Our level 2 is to have a fully funded emergency fund. I didn’t mention debt, but I can tell you from my experience that having debt will just slow down your FIRE journey. I was at one point $110,000 in debt.
My rule of thumb is to have 3 months of essential expenses saved if you have a dual-income household, and that means if you and your spouse both have different sources of income or have 6 months of essential expenses saved if you are the sole provider in your household.
Keep in mind that I said essential expenses, so that should be the five following categories: household, utilities, groceries, transportation, and insurance. You should not include anything discretionary in this level.

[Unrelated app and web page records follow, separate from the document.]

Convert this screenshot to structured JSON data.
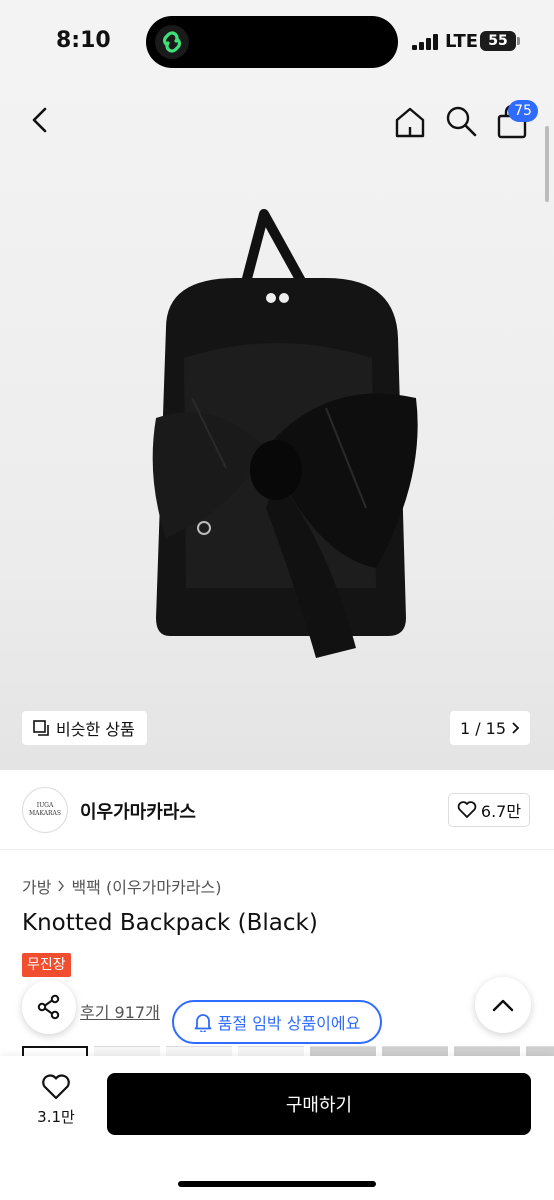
{
  "status_bar": {
    "time": "8:10",
    "network": "LTE",
    "battery": "55"
  },
  "header": {
    "cart_count": "75"
  },
  "gallery": {
    "similar_label": "비슷한 상품",
    "pager": "1 / 15"
  },
  "brand": {
    "logo_line1": "IUGA",
    "logo_line2": "MAKARAS",
    "name": "이우가마카라스",
    "likes": "6.7만"
  },
  "breadcrumb": {
    "category": "가방",
    "subcategory": "백팩 (이우가마카라스)"
  },
  "product": {
    "title": "Knotted Backpack (Black)",
    "tag": "무진장",
    "reviews": "후기 917개"
  },
  "alert": {
    "label": "품절 임박 상품이에요"
  },
  "bottom_bar": {
    "wish_count": "3.1만",
    "buy_label": "구매하기"
  },
  "colors": {
    "accent": "#2f6bff",
    "tag": "#f04e2e",
    "buy_button": "#000000"
  }
}
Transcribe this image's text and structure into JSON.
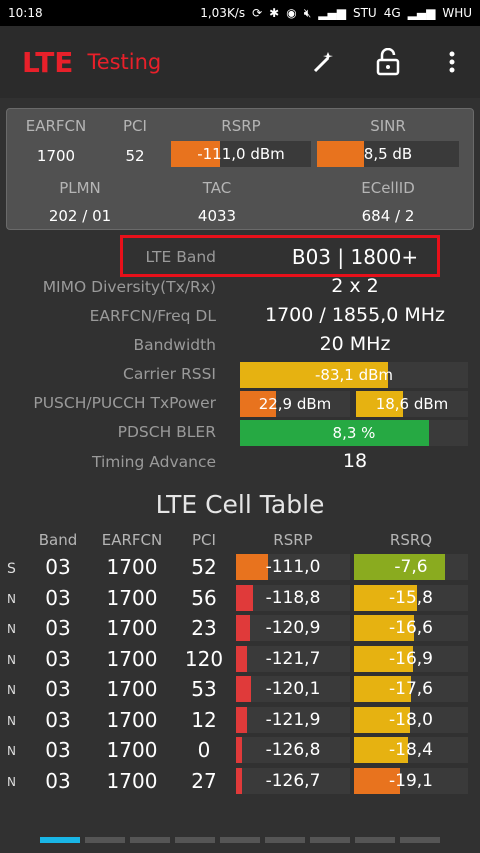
{
  "status": {
    "time": "10:18",
    "speed": "1,03K/s",
    "operator": "STU",
    "network": "4G",
    "carrier": "WHU"
  },
  "app": {
    "title_main": "LTE",
    "title_sub": "Testing",
    "icons": [
      "magic-wand-icon",
      "unlock-icon",
      "overflow-menu-icon"
    ]
  },
  "summary": {
    "earfcn": {
      "label": "EARFCN",
      "value": "1700"
    },
    "pci": {
      "label": "PCI",
      "value": "52"
    },
    "rsrp": {
      "label": "RSRP",
      "value": "-111,0 dBm",
      "fill": 0.35,
      "color": "#e8731e"
    },
    "sinr": {
      "label": "SINR",
      "value": "8,5 dB",
      "fill": 0.33,
      "color": "#e8731e"
    },
    "plmn": {
      "label": "PLMN",
      "value": "202 / 01"
    },
    "tac": {
      "label": "TAC",
      "value": "4033"
    },
    "ecellid": {
      "label": "ECellID",
      "value": "684 / 2"
    }
  },
  "info": {
    "band": {
      "label": "LTE Band",
      "value": "B03 | 1800+"
    },
    "mimo": {
      "label": "MIMO Diversity(Tx/Rx)",
      "value": "2 x 2"
    },
    "freq": {
      "label": "EARFCN/Freq DL",
      "value": "1700 / 1855,0 MHz"
    },
    "bandwidth": {
      "label": "Bandwidth",
      "value": "20 MHz"
    },
    "rssi": {
      "label": "Carrier RSSI",
      "value": "-83,1 dBm",
      "fill": 0.65,
      "color": "#e6b211"
    },
    "txpower": {
      "label": "PUSCH/PUCCH TxPower",
      "pusch": "22,9 dBm",
      "pusch_fill": 0.33,
      "pusch_color": "#e8731e",
      "pucch": "18,6 dBm",
      "pucch_fill": 0.42,
      "pucch_color": "#e6b211"
    },
    "bler": {
      "label": "PDSCH BLER",
      "value": "8,3 %",
      "fill": 0.83,
      "color": "#26a943"
    },
    "ta": {
      "label": "Timing Advance",
      "value": "18"
    }
  },
  "cell_table": {
    "title": "LTE Cell Table",
    "headers": {
      "band": "Band",
      "earfcn": "EARFCN",
      "pci": "PCI",
      "rsrp": "RSRP",
      "rsrq": "RSRQ"
    },
    "rows": [
      {
        "type": "S",
        "band": "03",
        "earfcn": "1700",
        "pci": "52",
        "rsrp": "-111,0",
        "rsrp_fill": 0.28,
        "rsrp_color": "#e8731e",
        "rsrq": "-7,6",
        "rsrq_fill": 0.8,
        "rsrq_color": "#8aab1f"
      },
      {
        "type": "N",
        "band": "03",
        "earfcn": "1700",
        "pci": "56",
        "rsrp": "-118,8",
        "rsrp_fill": 0.15,
        "rsrp_color": "#e03a3a",
        "rsrq": "-15,8",
        "rsrq_fill": 0.55,
        "rsrq_color": "#e6b211"
      },
      {
        "type": "N",
        "band": "03",
        "earfcn": "1700",
        "pci": "23",
        "rsrp": "-120,9",
        "rsrp_fill": 0.12,
        "rsrp_color": "#e03a3a",
        "rsrq": "-16,6",
        "rsrq_fill": 0.53,
        "rsrq_color": "#e6b211"
      },
      {
        "type": "N",
        "band": "03",
        "earfcn": "1700",
        "pci": "120",
        "rsrp": "-121,7",
        "rsrp_fill": 0.1,
        "rsrp_color": "#e03a3a",
        "rsrq": "-16,9",
        "rsrq_fill": 0.52,
        "rsrq_color": "#e6b211"
      },
      {
        "type": "N",
        "band": "03",
        "earfcn": "1700",
        "pci": "53",
        "rsrp": "-120,1",
        "rsrp_fill": 0.13,
        "rsrp_color": "#e03a3a",
        "rsrq": "-17,6",
        "rsrq_fill": 0.5,
        "rsrq_color": "#e6b211"
      },
      {
        "type": "N",
        "band": "03",
        "earfcn": "1700",
        "pci": "12",
        "rsrp": "-121,9",
        "rsrp_fill": 0.1,
        "rsrp_color": "#e03a3a",
        "rsrq": "-18,0",
        "rsrq_fill": 0.49,
        "rsrq_color": "#e6b211"
      },
      {
        "type": "N",
        "band": "03",
        "earfcn": "1700",
        "pci": "0",
        "rsrp": "-126,8",
        "rsrp_fill": 0.05,
        "rsrp_color": "#e03a3a",
        "rsrq": "-18,4",
        "rsrq_fill": 0.47,
        "rsrq_color": "#e6b211"
      },
      {
        "type": "N",
        "band": "03",
        "earfcn": "1700",
        "pci": "27",
        "rsrp": "-126,7",
        "rsrp_fill": 0.05,
        "rsrp_color": "#e03a3a",
        "rsrq": "-19,1",
        "rsrq_fill": 0.4,
        "rsrq_color": "#e8731e"
      }
    ]
  },
  "pager": {
    "pages": 9,
    "active": 1,
    "active_color": "#19b6e6"
  }
}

Level 3 is to have one month of FIRE expenses invested, and this does not include the emergency fund you set aside in levels 1 and 2. In our case, it was about $10,000 invested in the market. This level could be different because you’re trying to figure out what to invest in and where to park your investments.
Level 4 is 3 months of FIRE, and that’s $30,000 for us.
Level 5 is 6 months, and that’s $60,000.
Level 6 is one year of expenses, and that’s $120,000 invested.
Level 7 is five years, and that’s $600,000 invested.
Level 8 is 10 years or 1.2 million dollars invested.
When we reach level 9, that’s when we’re financially independent with 25 times our annual expenses, or 3.3 million dollars invested. But we won’t be truly ready to retire until we reach level 10 with at least 3 years of emergency reserve saved in cash or bonds.
I know it’s really boring when I talk about budget, but it really starts with you budgeting for expenses to figure out your FIRE number. My wife and I have a budget in place, and we are being very intentional with what we’re spending. We vowed never to take out any debt and remain debt free.
We pay ourselves first every month by automating our savings and investments. We know exactly how much of our income is going to our travel fund, taxable brokerage account, retirement, and discretionary fund. We are living way below our means because we value experiences over luxury items.